### What is being asked
Exact repetition of the whole listing is what this exercise asks for.

### Source information
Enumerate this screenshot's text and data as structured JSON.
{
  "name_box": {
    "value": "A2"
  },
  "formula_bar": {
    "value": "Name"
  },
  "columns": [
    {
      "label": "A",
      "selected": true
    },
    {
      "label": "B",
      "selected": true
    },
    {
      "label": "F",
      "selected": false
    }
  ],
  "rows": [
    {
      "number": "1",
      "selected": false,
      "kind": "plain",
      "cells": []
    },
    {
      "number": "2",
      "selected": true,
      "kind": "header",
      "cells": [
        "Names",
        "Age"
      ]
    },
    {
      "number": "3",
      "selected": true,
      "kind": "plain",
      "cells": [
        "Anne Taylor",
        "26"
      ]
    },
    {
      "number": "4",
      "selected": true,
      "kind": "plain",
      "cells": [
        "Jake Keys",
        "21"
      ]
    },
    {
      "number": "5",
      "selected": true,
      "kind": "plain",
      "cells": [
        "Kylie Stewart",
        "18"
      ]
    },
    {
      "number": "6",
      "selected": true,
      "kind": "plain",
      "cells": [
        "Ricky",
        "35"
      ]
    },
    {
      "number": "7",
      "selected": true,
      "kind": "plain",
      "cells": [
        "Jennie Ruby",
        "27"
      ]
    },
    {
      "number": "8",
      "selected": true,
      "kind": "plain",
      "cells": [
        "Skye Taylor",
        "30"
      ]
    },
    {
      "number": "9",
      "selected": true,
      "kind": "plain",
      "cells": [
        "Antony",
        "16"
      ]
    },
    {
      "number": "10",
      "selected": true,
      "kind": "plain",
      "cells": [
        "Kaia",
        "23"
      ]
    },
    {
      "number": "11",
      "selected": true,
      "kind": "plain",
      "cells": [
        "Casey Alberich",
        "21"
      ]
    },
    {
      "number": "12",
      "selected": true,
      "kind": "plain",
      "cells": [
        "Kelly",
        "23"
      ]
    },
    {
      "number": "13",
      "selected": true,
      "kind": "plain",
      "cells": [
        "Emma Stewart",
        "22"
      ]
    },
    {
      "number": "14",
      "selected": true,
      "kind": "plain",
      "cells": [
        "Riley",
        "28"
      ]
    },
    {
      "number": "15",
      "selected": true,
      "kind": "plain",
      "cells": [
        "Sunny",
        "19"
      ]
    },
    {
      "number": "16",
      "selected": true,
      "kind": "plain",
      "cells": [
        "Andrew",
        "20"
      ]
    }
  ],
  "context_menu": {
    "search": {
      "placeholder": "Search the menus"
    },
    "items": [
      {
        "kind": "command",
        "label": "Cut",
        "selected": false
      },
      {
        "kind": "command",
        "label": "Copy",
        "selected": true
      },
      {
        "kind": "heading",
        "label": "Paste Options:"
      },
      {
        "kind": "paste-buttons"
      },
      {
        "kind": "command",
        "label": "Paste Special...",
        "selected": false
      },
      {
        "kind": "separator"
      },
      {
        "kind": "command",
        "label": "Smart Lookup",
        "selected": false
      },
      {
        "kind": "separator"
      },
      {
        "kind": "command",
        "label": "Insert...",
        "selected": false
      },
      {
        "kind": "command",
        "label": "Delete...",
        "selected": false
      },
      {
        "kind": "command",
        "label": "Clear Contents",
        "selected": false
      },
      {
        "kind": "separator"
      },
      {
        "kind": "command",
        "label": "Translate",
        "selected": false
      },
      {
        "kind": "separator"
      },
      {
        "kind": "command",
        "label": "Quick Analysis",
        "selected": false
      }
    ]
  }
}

### Response below
Enumerate this screenshot's text and data as structured JSON.
{
  "name_box": {
    "value": "A2"
  },
  "formula_bar": {
    "value": "Name"
  },
  "columns": [
    {
      "label": "A",
      "selected": true
    },
    {
      "label": "B",
      "selected": true
    },
    {
      "label": "F",
      "selected": false
    }
  ],
  "rows": [
    {
      "number": "1",
      "selected": false,
      "kind": "plain",
      "cells": []
    },
    {
      "number": "2",
      "selected": true,
      "kind": "header",
      "cells": [
        "Names",
        "Age"
      ]
    },
    {
      "number": "3",
      "selected": true,
      "kind": "plain",
      "cells": [
        "Anne Taylor",
        "26"
      ]
    },
    {
      "number": "4",
      "selected": true,
      "kind": "plain",
      "cells": [
        "Jake Keys",
        "21"
      ]
    },
    {
      "number": "5",
      "selected": true,
      "kind": "plain",
      "cells": [
        "Kylie Stewart",
        "18"
      ]
    },
    {
      "number": "6",
      "selected": true,
      "kind": "plain",
      "cells": [
        "Ricky",
        "35"
      ]
    },
    {
      "number": "7",
      "selected": true,
      "kind": "plain",
      "cells": [
        "Jennie Ruby",
        "27"
      ]
    },
    {
      "number": "8",
      "selected": true,
      "kind": "plain",
      "cells": [
        "Skye Taylor",
        "30"
      ]
    },
    {
      "number": "9",
      "selected": true,
      "kind": "plain",
      "cells": [
        "Antony",
        "16"
      ]
    },
    {
      "number": "10",
      "selected": true,
      "kind": "plain",
      "cells": [
        "Kaia",
        "23"
      ]
    },
    {
      "number": "11",
      "selected": true,
      "kind": "plain",
      "cells": [
        "Casey Alberich",
        "21"
      ]
    },
    {
      "number": "12",
      "selected": true,
      "kind": "plain",
      "cells": [
        "Kelly",
        "23"
      ]
    },
    {
      "number": "13",
      "selected": true,
      "kind": "plain",
      "cells": [
        "Emma Stewart",
        "22"
      ]
    },
    {
      "number": "14",
      "selected": true,
      "kind": "plain",
      "cells": [
        "Riley",
        "28"
      ]
    },
    {
      "number": "15",
      "selected": true,
      "kind": "plain",
      "cells": [
        "Sunny",
        "19"
      ]
    },
    {
      "number": "16",
      "selected": true,
      "kind": "plain",
      "cells": [
        "Andrew",
        "20"
      ]
    }
  ],
  "context_menu": {
    "search": {
      "placeholder": "Search the menus"
    },
    "items": [
      {
        "kind": "command",
        "label": "Cut",
        "selected": false
      },
      {
        "kind": "command",
        "label": "Copy",
        "selected": true
      },
      {
        "kind": "heading",
        "label": "Paste Options:"
      },
      {
        "kind": "paste-buttons"
      },
      {
        "kind": "command",
        "label": "Paste Special...",
        "selected": false
      },
      {
        "kind": "separator"
      },
      {
        "kind": "command",
        "label": "Smart Lookup",
        "selected": false
      },
      {
        "kind": "separator"
      },
      {
        "kind": "command",
        "label": "Insert...",
        "selected": false
      },
      {
        "kind": "command",
        "label": "Delete...",
        "selected": false
      },
      {
        "kind": "command",
        "label": "Clear Contents",
        "selected": false
      },
      {
        "kind": "separator"
      },
      {
        "kind": "command",
        "label": "Translate",
        "selected": false
      },
      {
        "kind": "separator"
      },
      {
        "kind": "command",
        "label": "Quick Analysis",
        "selected": false
      }
    ]
  }
}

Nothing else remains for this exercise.